• _EXERCISE AIM_: Down to the last line, print the entries below exactly, and keep every picture out of the copy.

• _DATA TO PROCESS_:
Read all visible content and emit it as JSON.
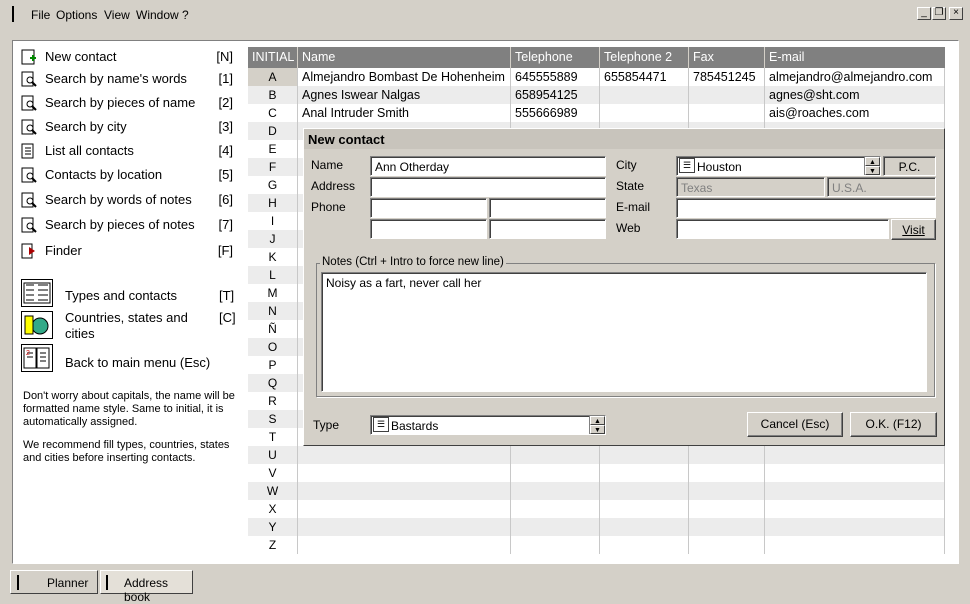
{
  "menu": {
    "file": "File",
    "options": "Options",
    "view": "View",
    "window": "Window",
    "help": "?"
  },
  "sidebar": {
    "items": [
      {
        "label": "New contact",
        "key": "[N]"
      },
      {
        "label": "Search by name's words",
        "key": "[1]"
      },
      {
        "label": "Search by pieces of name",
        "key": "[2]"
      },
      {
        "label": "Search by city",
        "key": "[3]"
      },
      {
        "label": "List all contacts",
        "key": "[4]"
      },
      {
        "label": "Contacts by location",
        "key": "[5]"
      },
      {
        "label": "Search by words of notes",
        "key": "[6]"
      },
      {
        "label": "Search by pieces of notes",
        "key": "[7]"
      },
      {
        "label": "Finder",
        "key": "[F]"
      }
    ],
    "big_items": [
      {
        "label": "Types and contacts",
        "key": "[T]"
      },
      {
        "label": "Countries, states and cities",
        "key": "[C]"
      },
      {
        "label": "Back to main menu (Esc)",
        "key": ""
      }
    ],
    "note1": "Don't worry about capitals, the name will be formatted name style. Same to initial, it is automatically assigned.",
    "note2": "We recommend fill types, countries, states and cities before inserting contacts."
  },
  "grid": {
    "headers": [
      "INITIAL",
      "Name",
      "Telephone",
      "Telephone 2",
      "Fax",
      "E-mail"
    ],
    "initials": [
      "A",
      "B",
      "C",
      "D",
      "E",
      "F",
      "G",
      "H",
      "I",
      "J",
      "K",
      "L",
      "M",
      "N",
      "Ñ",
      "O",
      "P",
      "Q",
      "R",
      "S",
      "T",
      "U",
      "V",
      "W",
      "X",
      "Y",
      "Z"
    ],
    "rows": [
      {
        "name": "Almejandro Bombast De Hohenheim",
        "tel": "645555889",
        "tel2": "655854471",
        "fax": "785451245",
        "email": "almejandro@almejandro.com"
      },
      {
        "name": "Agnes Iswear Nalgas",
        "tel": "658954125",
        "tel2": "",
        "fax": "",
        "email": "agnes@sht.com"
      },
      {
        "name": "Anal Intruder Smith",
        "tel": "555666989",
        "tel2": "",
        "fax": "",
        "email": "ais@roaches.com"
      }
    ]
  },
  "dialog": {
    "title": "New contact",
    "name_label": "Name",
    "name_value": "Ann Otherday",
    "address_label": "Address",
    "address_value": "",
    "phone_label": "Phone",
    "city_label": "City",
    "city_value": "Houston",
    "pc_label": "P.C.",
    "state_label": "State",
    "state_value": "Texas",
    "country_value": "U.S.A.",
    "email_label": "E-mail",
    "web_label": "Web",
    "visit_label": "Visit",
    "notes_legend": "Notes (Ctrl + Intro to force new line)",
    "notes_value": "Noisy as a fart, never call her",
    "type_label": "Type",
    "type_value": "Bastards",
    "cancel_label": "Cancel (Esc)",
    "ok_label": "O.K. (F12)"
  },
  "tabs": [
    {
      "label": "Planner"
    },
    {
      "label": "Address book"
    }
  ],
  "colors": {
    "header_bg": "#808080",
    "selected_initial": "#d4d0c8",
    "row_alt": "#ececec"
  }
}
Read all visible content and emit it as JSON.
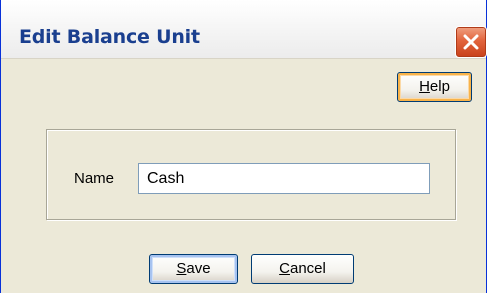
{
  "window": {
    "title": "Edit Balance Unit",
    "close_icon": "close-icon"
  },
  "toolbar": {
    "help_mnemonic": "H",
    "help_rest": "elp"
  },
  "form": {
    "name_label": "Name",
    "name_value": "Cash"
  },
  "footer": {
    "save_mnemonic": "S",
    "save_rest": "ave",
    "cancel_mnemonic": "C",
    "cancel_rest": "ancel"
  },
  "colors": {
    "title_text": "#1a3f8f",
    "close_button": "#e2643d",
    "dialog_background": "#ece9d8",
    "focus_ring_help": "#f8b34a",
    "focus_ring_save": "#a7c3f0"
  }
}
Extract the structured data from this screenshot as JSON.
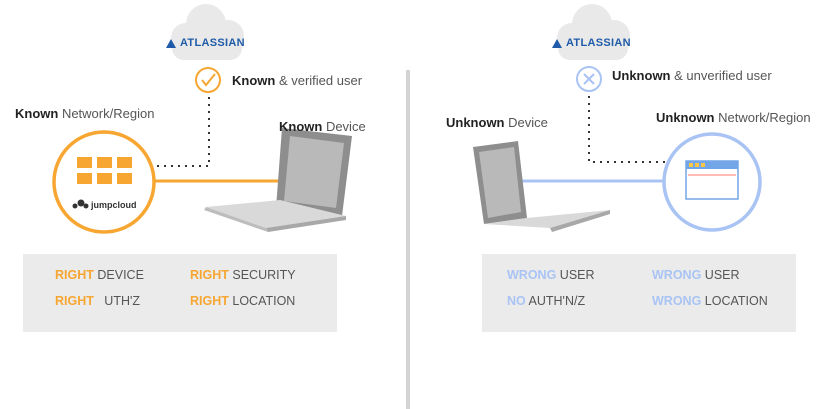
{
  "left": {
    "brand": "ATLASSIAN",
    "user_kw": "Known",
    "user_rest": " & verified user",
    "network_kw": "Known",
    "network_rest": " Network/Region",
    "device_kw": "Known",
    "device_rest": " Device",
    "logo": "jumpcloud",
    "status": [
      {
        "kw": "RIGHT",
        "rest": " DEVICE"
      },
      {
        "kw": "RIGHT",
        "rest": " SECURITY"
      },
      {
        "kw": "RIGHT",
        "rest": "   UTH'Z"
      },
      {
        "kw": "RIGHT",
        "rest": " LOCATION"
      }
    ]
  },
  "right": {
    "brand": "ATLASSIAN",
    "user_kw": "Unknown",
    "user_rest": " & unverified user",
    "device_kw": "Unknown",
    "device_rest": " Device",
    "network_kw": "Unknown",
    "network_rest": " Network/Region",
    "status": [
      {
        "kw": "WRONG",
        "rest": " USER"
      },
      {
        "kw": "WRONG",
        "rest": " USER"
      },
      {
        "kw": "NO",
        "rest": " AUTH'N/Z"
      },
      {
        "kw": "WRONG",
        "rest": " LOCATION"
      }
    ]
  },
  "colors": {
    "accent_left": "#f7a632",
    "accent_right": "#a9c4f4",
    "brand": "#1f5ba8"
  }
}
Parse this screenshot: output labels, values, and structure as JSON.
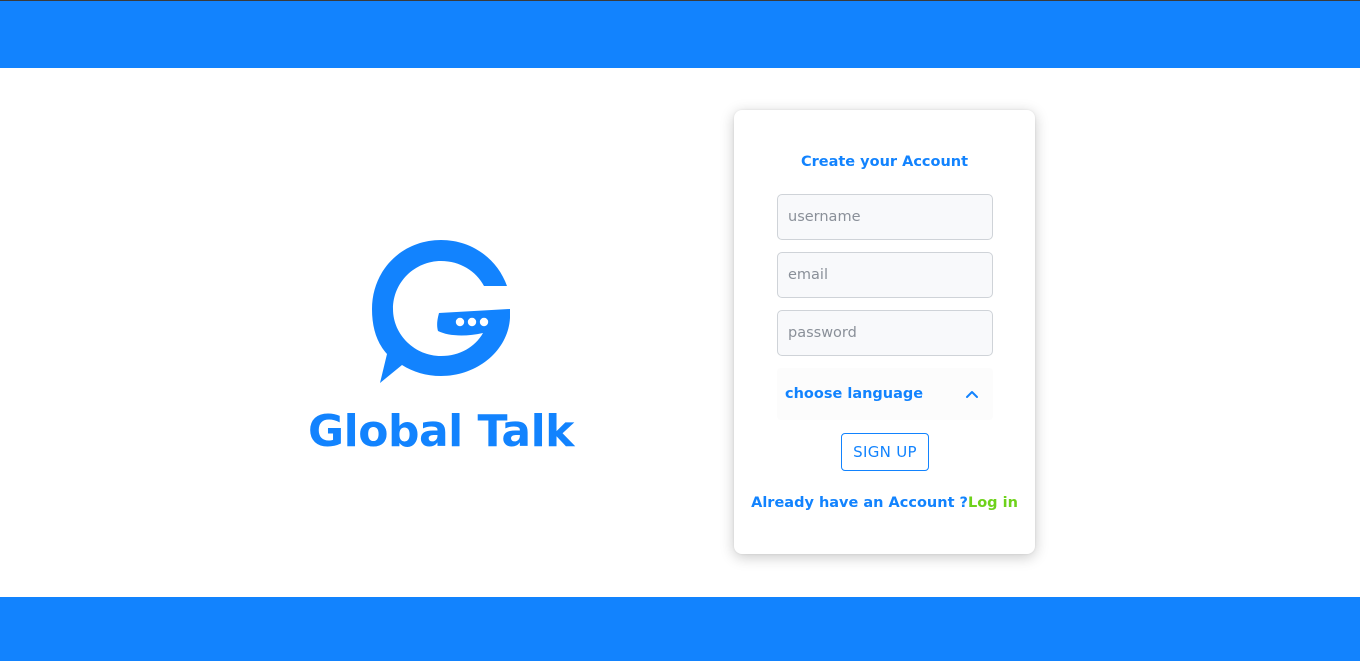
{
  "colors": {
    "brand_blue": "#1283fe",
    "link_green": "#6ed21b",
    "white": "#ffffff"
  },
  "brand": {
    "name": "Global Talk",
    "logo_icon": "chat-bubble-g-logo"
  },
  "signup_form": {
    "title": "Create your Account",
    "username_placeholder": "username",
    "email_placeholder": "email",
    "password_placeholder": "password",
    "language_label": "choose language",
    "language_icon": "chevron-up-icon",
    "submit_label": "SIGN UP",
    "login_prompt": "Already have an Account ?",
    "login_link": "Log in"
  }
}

• _EXPECTED OUTPUT_:
Read all visible content and emit it as JSON.
{
  "menu": {
    "file": "File",
    "options": "Options",
    "view": "View",
    "window": "Window",
    "help": "?"
  },
  "sidebar": {
    "items": [
      {
        "label": "New contact",
        "key": "[N]"
      },
      {
        "label": "Search by name's words",
        "key": "[1]"
      },
      {
        "label": "Search by pieces of name",
        "key": "[2]"
      },
      {
        "label": "Search by city",
        "key": "[3]"
      },
      {
        "label": "List all contacts",
        "key": "[4]"
      },
      {
        "label": "Contacts by location",
        "key": "[5]"
      },
      {
        "label": "Search by words of notes",
        "key": "[6]"
      },
      {
        "label": "Search by pieces of notes",
        "key": "[7]"
      },
      {
        "label": "Finder",
        "key": "[F]"
      }
    ],
    "big_items": [
      {
        "label": "Types and contacts",
        "key": "[T]"
      },
      {
        "label": "Countries, states and cities",
        "key": "[C]"
      },
      {
        "label": "Back to main menu (Esc)",
        "key": ""
      }
    ],
    "note1": "Don't worry about capitals, the name will be formatted name style. Same to initial, it is automatically assigned.",
    "note2": "We recommend fill types, countries, states and cities before inserting contacts."
  },
  "grid": {
    "headers": [
      "INITIAL",
      "Name",
      "Telephone",
      "Telephone 2",
      "Fax",
      "E-mail"
    ],
    "initials": [
      "A",
      "B",
      "C",
      "D",
      "E",
      "F",
      "G",
      "H",
      "I",
      "J",
      "K",
      "L",
      "M",
      "N",
      "Ñ",
      "O",
      "P",
      "Q",
      "R",
      "S",
      "T",
      "U",
      "V",
      "W",
      "X",
      "Y",
      "Z"
    ],
    "rows": [
      {
        "name": "Almejandro Bombast De Hohenheim",
        "tel": "645555889",
        "tel2": "655854471",
        "fax": "785451245",
        "email": "almejandro@almejandro.com"
      },
      {
        "name": "Agnes Iswear Nalgas",
        "tel": "658954125",
        "tel2": "",
        "fax": "",
        "email": "agnes@sht.com"
      },
      {
        "name": "Anal Intruder Smith",
        "tel": "555666989",
        "tel2": "",
        "fax": "",
        "email": "ais@roaches.com"
      }
    ]
  },
  "dialog": {
    "title": "New contact",
    "name_label": "Name",
    "name_value": "Ann Otherday",
    "address_label": "Address",
    "address_value": "",
    "phone_label": "Phone",
    "city_label": "City",
    "city_value": "Houston",
    "pc_label": "P.C.",
    "state_label": "State",
    "state_value": "Texas",
    "country_value": "U.S.A.",
    "email_label": "E-mail",
    "web_label": "Web",
    "visit_label": "Visit",
    "notes_legend": "Notes (Ctrl + Intro to force new line)",
    "notes_value": "Noisy as a fart, never call her",
    "type_label": "Type",
    "type_value": "Bastards",
    "cancel_label": "Cancel (Esc)",
    "ok_label": "O.K. (F12)"
  },
  "tabs": [
    {
      "label": "Planner"
    },
    {
      "label": "Address book"
    }
  ],
  "colors": {
    "header_bg": "#808080",
    "selected_initial": "#d4d0c8",
    "row_alt": "#ececec"
  }
}
Read all visible content and emit it as JSON.
{
  "window": {
    "title": "Edit Balance Unit",
    "close_icon": "close-icon"
  },
  "toolbar": {
    "help_mnemonic": "H",
    "help_rest": "elp"
  },
  "form": {
    "name_label": "Name",
    "name_value": "Cash"
  },
  "footer": {
    "save_mnemonic": "S",
    "save_rest": "ave",
    "cancel_mnemonic": "C",
    "cancel_rest": "ancel"
  },
  "colors": {
    "title_text": "#1a3f8f",
    "close_button": "#e2643d",
    "dialog_background": "#ece9d8",
    "focus_ring_help": "#f8b34a",
    "focus_ring_save": "#a7c3f0"
  }
}
Extract the structured data from this screenshot as JSON.
{
  "left": {
    "brand": "ATLASSIAN",
    "user_kw": "Known",
    "user_rest": " & verified user",
    "network_kw": "Known",
    "network_rest": " Network/Region",
    "device_kw": "Known",
    "device_rest": " Device",
    "logo": "jumpcloud",
    "status": [
      {
        "kw": "RIGHT",
        "rest": " DEVICE"
      },
      {
        "kw": "RIGHT",
        "rest": " SECURITY"
      },
      {
        "kw": "RIGHT",
        "rest": "   UTH'Z"
      },
      {
        "kw": "RIGHT",
        "rest": " LOCATION"
      }
    ]
  },
  "right": {
    "brand": "ATLASSIAN",
    "user_kw": "Unknown",
    "user_rest": " & unverified user",
    "device_kw": "Unknown",
    "device_rest": " Device",
    "network_kw": "Unknown",
    "network_rest": " Network/Region",
    "status": [
      {
        "kw": "WRONG",
        "rest": " USER"
      },
      {
        "kw": "WRONG",
        "rest": " USER"
      },
      {
        "kw": "NO",
        "rest": " AUTH'N/Z"
      },
      {
        "kw": "WRONG",
        "rest": " LOCATION"
      }
    ]
  },
  "colors": {
    "accent_left": "#f7a632",
    "accent_right": "#a9c4f4",
    "brand": "#1f5ba8"
  }
}
Parse this screenshot: output labels, values, and structure as JSON.
{
  "colors": {
    "brand_blue": "#1283fe",
    "link_green": "#6ed21b",
    "white": "#ffffff"
  },
  "brand": {
    "name": "Global Talk",
    "logo_icon": "chat-bubble-g-logo"
  },
  "signup_form": {
    "title": "Create your Account",
    "username_placeholder": "username",
    "email_placeholder": "email",
    "password_placeholder": "password",
    "language_label": "choose language",
    "language_icon": "chevron-up-icon",
    "submit_label": "SIGN UP",
    "login_prompt": "Already have an Account ?",
    "login_link": "Log in"
  }
}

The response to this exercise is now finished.